• [Data supplied]
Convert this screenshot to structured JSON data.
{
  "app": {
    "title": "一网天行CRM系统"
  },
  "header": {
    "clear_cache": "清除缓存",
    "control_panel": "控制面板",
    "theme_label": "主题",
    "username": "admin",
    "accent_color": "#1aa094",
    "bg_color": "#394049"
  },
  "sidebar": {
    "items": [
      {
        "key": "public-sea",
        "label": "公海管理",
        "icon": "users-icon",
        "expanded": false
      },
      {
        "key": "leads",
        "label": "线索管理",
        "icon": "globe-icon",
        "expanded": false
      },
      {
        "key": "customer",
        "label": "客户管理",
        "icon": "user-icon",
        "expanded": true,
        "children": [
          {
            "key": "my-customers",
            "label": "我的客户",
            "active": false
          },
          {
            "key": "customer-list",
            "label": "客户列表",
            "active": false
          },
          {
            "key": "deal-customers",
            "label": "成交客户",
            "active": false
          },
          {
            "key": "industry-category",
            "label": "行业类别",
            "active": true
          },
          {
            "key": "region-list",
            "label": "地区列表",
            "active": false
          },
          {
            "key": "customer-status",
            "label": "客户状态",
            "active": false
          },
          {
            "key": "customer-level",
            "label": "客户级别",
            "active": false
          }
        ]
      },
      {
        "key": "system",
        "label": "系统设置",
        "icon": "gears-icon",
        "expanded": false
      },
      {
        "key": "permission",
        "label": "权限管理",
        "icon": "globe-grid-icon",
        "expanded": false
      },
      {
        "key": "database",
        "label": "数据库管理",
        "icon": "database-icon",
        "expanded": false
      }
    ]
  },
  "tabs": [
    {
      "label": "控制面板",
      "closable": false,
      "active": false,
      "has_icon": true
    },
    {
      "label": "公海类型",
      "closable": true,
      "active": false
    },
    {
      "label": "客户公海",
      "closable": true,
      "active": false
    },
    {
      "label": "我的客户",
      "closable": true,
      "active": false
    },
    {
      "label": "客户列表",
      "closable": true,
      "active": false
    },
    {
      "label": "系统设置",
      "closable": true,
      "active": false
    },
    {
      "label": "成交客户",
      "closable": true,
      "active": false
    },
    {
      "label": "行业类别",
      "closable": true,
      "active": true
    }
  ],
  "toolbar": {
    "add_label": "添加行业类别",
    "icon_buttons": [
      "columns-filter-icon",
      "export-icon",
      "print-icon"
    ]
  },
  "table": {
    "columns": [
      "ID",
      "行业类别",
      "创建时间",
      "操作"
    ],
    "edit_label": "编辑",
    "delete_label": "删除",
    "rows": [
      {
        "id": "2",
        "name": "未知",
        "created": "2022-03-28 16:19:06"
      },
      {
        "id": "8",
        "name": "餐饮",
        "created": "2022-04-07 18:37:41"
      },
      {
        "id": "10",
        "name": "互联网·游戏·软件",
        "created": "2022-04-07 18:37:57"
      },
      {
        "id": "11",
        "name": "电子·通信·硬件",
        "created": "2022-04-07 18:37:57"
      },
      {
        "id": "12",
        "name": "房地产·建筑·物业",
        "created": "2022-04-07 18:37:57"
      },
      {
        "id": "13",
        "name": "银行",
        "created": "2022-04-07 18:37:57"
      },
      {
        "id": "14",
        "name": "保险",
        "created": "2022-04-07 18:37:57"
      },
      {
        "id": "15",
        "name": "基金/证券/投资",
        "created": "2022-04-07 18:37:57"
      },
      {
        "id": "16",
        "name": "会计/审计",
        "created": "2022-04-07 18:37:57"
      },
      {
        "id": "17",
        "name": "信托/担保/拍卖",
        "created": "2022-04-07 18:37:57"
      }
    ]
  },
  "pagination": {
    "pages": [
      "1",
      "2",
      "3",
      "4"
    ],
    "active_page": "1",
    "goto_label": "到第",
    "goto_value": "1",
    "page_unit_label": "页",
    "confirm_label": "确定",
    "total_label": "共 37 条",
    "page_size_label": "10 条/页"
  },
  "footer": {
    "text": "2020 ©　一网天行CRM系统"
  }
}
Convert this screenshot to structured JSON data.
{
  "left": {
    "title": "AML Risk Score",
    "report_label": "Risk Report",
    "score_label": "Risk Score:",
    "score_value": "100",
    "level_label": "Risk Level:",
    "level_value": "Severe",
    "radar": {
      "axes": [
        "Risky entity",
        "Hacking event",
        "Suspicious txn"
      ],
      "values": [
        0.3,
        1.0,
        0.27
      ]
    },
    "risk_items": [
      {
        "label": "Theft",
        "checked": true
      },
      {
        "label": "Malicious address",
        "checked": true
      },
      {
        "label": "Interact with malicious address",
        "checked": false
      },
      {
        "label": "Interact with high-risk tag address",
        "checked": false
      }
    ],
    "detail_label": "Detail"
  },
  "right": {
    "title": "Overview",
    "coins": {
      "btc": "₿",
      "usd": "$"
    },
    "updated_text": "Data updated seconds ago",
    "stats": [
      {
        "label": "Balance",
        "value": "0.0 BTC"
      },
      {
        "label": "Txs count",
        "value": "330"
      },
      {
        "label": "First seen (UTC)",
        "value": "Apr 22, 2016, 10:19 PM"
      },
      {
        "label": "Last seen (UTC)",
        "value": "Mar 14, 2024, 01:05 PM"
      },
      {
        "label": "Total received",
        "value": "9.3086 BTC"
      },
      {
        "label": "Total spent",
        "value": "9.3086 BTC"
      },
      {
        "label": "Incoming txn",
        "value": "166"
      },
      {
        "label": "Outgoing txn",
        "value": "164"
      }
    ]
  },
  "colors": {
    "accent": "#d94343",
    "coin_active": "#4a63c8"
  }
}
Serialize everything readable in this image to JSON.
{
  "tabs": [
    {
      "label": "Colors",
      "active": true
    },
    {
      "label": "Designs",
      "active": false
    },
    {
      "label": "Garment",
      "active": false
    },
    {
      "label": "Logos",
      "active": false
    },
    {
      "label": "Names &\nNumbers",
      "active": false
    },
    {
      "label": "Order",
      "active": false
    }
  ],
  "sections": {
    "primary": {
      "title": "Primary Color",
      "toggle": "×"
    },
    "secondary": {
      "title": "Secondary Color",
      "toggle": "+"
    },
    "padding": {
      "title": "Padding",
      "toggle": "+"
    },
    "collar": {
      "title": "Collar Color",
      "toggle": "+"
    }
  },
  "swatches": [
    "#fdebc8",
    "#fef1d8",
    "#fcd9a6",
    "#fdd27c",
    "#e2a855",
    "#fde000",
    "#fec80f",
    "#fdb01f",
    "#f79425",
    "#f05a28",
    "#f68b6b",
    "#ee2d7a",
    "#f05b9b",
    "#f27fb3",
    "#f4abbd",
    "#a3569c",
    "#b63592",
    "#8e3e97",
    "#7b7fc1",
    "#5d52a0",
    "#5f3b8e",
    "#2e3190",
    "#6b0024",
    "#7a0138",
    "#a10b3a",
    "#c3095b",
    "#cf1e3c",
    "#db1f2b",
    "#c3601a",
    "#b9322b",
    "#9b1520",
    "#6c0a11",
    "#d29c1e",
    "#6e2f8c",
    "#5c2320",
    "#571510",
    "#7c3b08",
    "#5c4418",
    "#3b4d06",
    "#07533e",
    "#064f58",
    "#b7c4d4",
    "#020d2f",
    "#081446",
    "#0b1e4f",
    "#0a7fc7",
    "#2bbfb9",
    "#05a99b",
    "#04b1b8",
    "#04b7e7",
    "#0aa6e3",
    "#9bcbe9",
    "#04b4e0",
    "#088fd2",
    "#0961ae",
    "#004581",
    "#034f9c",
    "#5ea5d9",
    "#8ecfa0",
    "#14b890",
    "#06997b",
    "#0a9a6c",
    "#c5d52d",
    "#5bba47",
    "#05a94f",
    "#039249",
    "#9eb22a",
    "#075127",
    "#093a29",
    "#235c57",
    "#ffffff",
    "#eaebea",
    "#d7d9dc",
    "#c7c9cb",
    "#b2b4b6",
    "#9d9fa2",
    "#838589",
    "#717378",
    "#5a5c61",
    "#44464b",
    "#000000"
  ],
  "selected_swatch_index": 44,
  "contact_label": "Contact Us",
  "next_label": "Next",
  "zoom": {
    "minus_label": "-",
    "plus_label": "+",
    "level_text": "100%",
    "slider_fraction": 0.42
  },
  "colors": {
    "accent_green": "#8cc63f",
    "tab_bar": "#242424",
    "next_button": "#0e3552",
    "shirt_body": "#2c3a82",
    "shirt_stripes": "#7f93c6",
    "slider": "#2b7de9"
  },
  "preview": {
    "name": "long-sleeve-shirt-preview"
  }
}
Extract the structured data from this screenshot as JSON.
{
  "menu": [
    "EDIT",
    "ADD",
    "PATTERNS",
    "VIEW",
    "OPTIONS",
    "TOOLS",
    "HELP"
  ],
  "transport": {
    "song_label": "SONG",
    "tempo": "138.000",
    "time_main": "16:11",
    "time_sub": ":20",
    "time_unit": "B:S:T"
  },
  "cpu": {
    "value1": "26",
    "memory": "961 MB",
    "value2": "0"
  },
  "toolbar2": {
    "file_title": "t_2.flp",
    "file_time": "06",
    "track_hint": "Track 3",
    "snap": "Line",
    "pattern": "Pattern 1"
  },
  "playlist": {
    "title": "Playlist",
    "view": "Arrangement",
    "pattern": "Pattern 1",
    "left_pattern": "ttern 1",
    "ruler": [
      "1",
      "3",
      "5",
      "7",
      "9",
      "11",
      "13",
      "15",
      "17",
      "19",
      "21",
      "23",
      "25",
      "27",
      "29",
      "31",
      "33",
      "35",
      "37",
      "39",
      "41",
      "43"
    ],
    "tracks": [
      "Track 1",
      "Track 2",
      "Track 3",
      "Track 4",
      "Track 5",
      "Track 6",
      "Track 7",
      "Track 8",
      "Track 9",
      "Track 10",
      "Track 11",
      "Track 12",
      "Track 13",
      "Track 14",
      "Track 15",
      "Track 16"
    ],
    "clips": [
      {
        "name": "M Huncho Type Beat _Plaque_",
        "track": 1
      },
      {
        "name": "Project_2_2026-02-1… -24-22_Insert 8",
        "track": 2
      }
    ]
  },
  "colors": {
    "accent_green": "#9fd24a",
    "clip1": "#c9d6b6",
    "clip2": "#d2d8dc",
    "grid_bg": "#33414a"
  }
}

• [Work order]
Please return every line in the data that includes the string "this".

• [Exercise result]
Convert this screenshot to structured JSON data.
Convert this screenshot to structured JSON data.
Serialize everything readable in this image to JSON.
Extract the structured data from this screenshot as JSON.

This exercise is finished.